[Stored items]
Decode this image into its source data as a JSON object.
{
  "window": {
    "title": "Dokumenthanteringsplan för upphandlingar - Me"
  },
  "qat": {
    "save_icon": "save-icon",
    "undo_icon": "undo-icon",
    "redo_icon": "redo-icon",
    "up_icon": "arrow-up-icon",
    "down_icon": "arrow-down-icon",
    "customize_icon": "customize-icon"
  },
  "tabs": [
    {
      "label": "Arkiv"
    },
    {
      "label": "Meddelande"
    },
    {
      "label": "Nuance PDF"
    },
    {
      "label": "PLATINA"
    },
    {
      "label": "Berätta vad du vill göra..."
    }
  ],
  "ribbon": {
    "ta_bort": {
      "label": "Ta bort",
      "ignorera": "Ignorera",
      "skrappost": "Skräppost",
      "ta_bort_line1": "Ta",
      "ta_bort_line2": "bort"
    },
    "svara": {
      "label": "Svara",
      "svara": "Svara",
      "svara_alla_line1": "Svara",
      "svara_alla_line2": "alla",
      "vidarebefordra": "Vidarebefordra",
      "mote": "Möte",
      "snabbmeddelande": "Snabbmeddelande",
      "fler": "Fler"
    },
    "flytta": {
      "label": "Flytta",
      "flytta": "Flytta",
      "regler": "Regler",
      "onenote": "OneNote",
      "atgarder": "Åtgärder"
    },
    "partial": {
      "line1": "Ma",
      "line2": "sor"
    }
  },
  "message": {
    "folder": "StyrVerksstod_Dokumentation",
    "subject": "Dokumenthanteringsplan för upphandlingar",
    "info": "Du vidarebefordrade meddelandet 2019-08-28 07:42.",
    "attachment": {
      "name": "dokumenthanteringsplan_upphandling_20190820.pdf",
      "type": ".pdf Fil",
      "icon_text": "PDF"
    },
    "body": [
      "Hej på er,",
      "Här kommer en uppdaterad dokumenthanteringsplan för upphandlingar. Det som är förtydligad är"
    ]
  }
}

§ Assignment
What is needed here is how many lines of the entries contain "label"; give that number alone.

§ Exercise solution
8